However, before travelling south of the border keep in mind that Italian cinemas and theaters are closed, and restaurants must stop serving their customers at 6 pm. The authorities have also imposed a night curfew from 10 pm until 5 am.


READ MORE: How will lockdowns in France and Germany affect Swiss residents? 

 

France

Since October 30th, France has been in lockdown, which will last until at least December 1st. As such, travel on French territory is prohibited, except in well-defined cases — including trips to get to work, trips to buy essential goods, or trips for compelling family reasons — and on presentation of an ‘exit certificate’.

Germany

Unlike France, Germany has not implemented a new shutdown.

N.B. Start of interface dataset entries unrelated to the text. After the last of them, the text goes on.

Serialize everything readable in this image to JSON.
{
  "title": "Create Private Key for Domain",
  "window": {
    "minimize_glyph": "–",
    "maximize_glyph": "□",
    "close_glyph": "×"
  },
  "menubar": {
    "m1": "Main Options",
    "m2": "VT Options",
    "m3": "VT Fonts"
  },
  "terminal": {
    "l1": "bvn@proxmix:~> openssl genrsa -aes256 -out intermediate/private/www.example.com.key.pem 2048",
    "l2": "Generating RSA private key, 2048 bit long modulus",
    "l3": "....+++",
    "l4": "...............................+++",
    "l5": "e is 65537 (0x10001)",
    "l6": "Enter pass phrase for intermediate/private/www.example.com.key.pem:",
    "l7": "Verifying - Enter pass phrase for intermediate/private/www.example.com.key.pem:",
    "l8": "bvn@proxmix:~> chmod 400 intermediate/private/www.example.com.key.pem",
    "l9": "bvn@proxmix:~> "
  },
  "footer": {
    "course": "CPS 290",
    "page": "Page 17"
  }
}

However, restaurants, bars and leisure facilities like theaters and cinemas are closed until December.

German Foreign Minister Heiko Maas said last week that the country's borders with its neighbours, including Switzerland, would remain open.

Gemany already placed Switzerland on its quarantine list on October 22nd, because Swiss Covid infection rates exceed those of its neighbour.

This means that anyone who enters from Switzerland must be tested on arrival in Germany. The tested person must then quarantine until the result comes through.

But the German state of Baden-Württemberg, which borders Switzerland, exempts Swiss arrivals from quarantine, under some conditions.

For example, those crossing the border from Switzerland to visit family and friends will be permitted to do so without quarantine, provided they do not stay longer than 48 hours. 

Baden-Württemberg's authorities are also allowing residents of Appenzell, Aargau, Basel, Basel-Country, Jura, Schaffhausen, Solothurn, St. Gallen, Thurgau and Zurich to come to Germany without being tested, as long as they stay no longer than 24 hours.

 

 

 

 

 

 

SHOW COMMENTS